What it is:
A net exporter is a country that sells more to other countries than it buys from other countries. Countries are often net exporters in some industries (natural gas, for example) but net importers in others.
How it works/Example:
Net exports are measured by comparing the value of the goods imported over a specific time period to the value of similar goods exported during that period. The formula for net exports is:
Net Exports = Value of Exports - Value of Imports
For example, let's suppose Canada purchased $3 billion of gasoline from other countries last year, but it also sold $7 billion of gasoline to other countries last year. Using the formula above, Canada's net gasoline exports are:
Net Exports = $7 billion - $3 billion = $4 billion
Why it matters:
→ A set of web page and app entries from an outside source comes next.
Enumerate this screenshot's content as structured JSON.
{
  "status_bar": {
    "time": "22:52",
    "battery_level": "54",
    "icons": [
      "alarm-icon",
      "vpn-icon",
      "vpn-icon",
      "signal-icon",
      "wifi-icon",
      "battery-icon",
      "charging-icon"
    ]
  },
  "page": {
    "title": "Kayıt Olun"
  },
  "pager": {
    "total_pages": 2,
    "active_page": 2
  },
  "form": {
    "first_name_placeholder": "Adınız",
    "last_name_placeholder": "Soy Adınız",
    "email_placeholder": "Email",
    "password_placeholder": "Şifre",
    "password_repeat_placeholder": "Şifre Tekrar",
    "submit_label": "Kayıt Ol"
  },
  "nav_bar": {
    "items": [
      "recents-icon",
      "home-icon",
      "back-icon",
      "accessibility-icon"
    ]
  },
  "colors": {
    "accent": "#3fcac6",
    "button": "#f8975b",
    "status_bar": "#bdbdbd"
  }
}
When the value of goods exported is higher than the value of goods imported, the country is said to have a positive balance of trade for the period. When taken as a whole, this can be an indicator of a country's savings rate, future exchange rates, and to some degree its self-sufficiency (though economists constantly debate the idea).